**Data for the task**
-*-

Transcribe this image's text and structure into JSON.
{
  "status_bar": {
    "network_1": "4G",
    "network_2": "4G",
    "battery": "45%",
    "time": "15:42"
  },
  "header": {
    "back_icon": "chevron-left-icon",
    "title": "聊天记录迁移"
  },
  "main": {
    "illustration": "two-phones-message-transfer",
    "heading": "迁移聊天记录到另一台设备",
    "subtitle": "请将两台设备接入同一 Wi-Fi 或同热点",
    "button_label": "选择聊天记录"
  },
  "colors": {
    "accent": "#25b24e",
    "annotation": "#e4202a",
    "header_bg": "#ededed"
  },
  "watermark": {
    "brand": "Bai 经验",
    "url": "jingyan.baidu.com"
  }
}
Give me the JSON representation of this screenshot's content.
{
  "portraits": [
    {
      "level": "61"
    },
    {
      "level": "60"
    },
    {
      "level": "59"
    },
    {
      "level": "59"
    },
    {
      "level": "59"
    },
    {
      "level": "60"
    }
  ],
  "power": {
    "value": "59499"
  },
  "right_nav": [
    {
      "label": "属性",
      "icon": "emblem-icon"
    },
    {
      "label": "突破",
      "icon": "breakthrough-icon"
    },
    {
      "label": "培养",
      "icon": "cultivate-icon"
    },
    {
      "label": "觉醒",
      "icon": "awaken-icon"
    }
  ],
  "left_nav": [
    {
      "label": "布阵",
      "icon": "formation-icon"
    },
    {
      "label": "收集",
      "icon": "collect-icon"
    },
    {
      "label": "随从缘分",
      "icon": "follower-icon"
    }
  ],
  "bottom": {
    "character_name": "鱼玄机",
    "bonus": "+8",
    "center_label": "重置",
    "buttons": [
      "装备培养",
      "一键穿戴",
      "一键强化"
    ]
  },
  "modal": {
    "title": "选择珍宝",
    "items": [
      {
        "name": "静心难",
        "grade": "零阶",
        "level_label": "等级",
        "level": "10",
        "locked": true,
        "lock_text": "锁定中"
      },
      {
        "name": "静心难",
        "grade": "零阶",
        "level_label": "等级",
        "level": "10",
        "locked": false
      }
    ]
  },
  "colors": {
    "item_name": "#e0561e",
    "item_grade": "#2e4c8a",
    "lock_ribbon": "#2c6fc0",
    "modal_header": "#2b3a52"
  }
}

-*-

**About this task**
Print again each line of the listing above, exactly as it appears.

**Reply**
Transcribe this image's text and structure into JSON.
{
  "status_bar": {
    "network_1": "4G",
    "network_2": "4G",
    "battery": "45%",
    "time": "15:42"
  },
  "header": {
    "back_icon": "chevron-left-icon",
    "title": "聊天记录迁移"
  },
  "main": {
    "illustration": "two-phones-message-transfer",
    "heading": "迁移聊天记录到另一台设备",
    "subtitle": "请将两台设备接入同一 Wi-Fi 或同热点",
    "button_label": "选择聊天记录"
  },
  "colors": {
    "accent": "#25b24e",
    "annotation": "#e4202a",
    "header_bg": "#ededed"
  },
  "watermark": {
    "brand": "Bai 经验",
    "url": "jingyan.baidu.com"
  }
}
Give me the JSON representation of this screenshot's content.
{
  "portraits": [
    {
      "level": "61"
    },
    {
      "level": "60"
    },
    {
      "level": "59"
    },
    {
      "level": "59"
    },
    {
      "level": "59"
    },
    {
      "level": "60"
    }
  ],
  "power": {
    "value": "59499"
  },
  "right_nav": [
    {
      "label": "属性",
      "icon": "emblem-icon"
    },
    {
      "label": "突破",
      "icon": "breakthrough-icon"
    },
    {
      "label": "培养",
      "icon": "cultivate-icon"
    },
    {
      "label": "觉醒",
      "icon": "awaken-icon"
    }
  ],
  "left_nav": [
    {
      "label": "布阵",
      "icon": "formation-icon"
    },
    {
      "label": "收集",
      "icon": "collect-icon"
    },
    {
      "label": "随从缘分",
      "icon": "follower-icon"
    }
  ],
  "bottom": {
    "character_name": "鱼玄机",
    "bonus": "+8",
    "center_label": "重置",
    "buttons": [
      "装备培养",
      "一键穿戴",
      "一键强化"
    ]
  },
  "modal": {
    "title": "选择珍宝",
    "items": [
      {
        "name": "静心难",
        "grade": "零阶",
        "level_label": "等级",
        "level": "10",
        "locked": true,
        "lock_text": "锁定中"
      },
      {
        "name": "静心难",
        "grade": "零阶",
        "level_label": "等级",
        "level": "10",
        "locked": false
      }
    ]
  },
  "colors": {
    "item_name": "#e0561e",
    "item_grade": "#2e4c8a",
    "lock_ribbon": "#2c6fc0",
    "modal_header": "#2b3a52"
  }
}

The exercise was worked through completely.